### PROMPT:
Return the line that contains "Transcribe this image's" plus every line after it to the end of the entries below, exactly as given, and stop there.

(Data extracted from a collection)
----
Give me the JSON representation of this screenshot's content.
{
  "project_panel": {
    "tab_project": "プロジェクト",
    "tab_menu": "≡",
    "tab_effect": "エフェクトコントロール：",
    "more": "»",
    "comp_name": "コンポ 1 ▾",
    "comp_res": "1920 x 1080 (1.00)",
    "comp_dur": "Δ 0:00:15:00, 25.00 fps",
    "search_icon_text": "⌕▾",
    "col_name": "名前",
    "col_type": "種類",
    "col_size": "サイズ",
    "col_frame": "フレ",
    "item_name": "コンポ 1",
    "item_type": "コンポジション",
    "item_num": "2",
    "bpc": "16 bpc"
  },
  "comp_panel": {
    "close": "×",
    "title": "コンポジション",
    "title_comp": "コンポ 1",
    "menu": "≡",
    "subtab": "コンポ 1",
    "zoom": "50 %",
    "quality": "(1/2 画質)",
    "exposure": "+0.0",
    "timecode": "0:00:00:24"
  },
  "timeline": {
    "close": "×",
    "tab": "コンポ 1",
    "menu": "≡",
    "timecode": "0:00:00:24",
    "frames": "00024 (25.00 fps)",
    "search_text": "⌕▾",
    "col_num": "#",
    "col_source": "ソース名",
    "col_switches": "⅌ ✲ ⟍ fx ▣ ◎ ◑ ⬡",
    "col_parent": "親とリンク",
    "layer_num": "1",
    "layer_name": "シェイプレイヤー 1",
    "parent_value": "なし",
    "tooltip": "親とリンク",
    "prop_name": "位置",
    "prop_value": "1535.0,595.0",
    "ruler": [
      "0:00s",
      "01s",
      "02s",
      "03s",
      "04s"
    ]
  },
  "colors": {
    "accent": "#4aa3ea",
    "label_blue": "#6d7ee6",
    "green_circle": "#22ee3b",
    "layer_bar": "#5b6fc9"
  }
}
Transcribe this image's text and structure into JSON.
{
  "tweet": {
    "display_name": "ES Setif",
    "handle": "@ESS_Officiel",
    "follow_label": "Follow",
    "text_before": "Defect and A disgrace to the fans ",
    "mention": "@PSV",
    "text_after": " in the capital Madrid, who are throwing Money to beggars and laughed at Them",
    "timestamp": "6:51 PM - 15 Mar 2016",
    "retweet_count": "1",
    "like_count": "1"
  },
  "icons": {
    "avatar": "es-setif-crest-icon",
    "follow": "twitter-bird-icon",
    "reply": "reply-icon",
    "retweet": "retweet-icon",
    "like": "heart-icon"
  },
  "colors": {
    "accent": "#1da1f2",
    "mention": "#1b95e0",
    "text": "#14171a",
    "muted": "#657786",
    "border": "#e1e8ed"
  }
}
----
### YOUR RESPONSE:
Transcribe this image's text and structure into JSON.
{
  "tweet": {
    "display_name": "ES Setif",
    "handle": "@ESS_Officiel",
    "follow_label": "Follow",
    "text_before": "Defect and A disgrace to the fans ",
    "mention": "@PSV",
    "text_after": " in the capital Madrid, who are throwing Money to beggars and laughed at Them",
    "timestamp": "6:51 PM - 15 Mar 2016",
    "retweet_count": "1",
    "like_count": "1"
  },
  "icons": {
    "avatar": "es-setif-crest-icon",
    "follow": "twitter-bird-icon",
    "reply": "reply-icon",
    "retweet": "retweet-icon",
    "like": "heart-icon"
  },
  "colors": {
    "accent": "#1da1f2",
    "mention": "#1b95e0",
    "text": "#14171a",
    "muted": "#657786",
    "border": "#e1e8ed"
  }
}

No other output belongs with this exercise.